Instructions to follow: Would you count the lines in the entries below that contain "icon"? Reply with the number only.

Dataset entries:
* * *

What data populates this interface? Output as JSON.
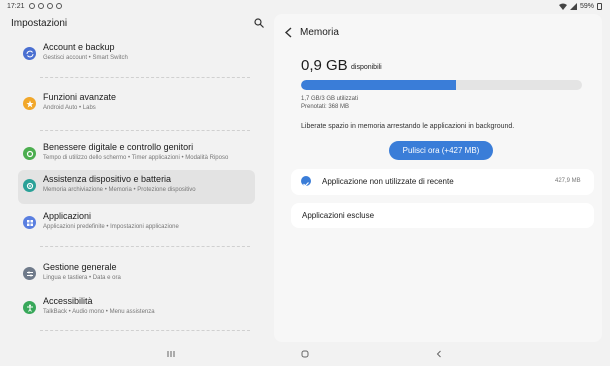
{
  "status_bar": {
    "time": "17:21",
    "battery": "59%"
  },
  "left": {
    "title": "Impostazioni",
    "items": [
      {
        "title": "Account e backup",
        "subtitle": "Gestisci account  •  Smart Switch",
        "icon": "sync-icon",
        "color": "#4a6fd1"
      },
      {
        "title": "Funzioni avanzate",
        "subtitle": "Android Auto  •  Labs",
        "icon": "star-icon",
        "color": "#f1a72a"
      },
      {
        "title": "Benessere digitale e controllo genitori",
        "subtitle": "Tempo di utilizzo dello schermo  •  Timer applicazioni  •  Modalità Riposo",
        "icon": "leaf-icon",
        "color": "#4cae4f"
      },
      {
        "title": "Assistenza dispositivo e batteria",
        "subtitle": "Memoria archiviazione  •  Memoria  •  Protezione dispositivo",
        "icon": "care-icon",
        "color": "#2aa198"
      },
      {
        "title": "Applicazioni",
        "subtitle": "Applicazioni predefinite  •  Impostazioni applicazione",
        "icon": "apps-icon",
        "color": "#5a7fe0"
      },
      {
        "title": "Gestione generale",
        "subtitle": "Lingua e tastiera  •  Data e ora",
        "icon": "sliders-icon",
        "color": "#6f7a8a"
      },
      {
        "title": "Accessibilità",
        "subtitle": "TalkBack  •  Audio mono  •  Menu assistenza",
        "icon": "accessibility-icon",
        "color": "#38a85a"
      }
    ]
  },
  "right": {
    "title": "Memoria",
    "available_value": "0,9 GB",
    "available_label": "disponibili",
    "usage_fraction": 0.55,
    "used_text": "1,7 GB/3 GB utilizzati",
    "reserved_text": "Prenotati: 368 MB",
    "description": "Liberate spazio in memoria arrestando le applicazioni in background.",
    "clean_button": "Pulisci ora (+427 MB)",
    "unused_apps_label": "Applicazione non utilizzate di recente",
    "unused_apps_size": "427,9 MB",
    "excluded_label": "Applicazioni escluse",
    "accent": "#3a7dd8"
  }
}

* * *

Solution to this problem: 7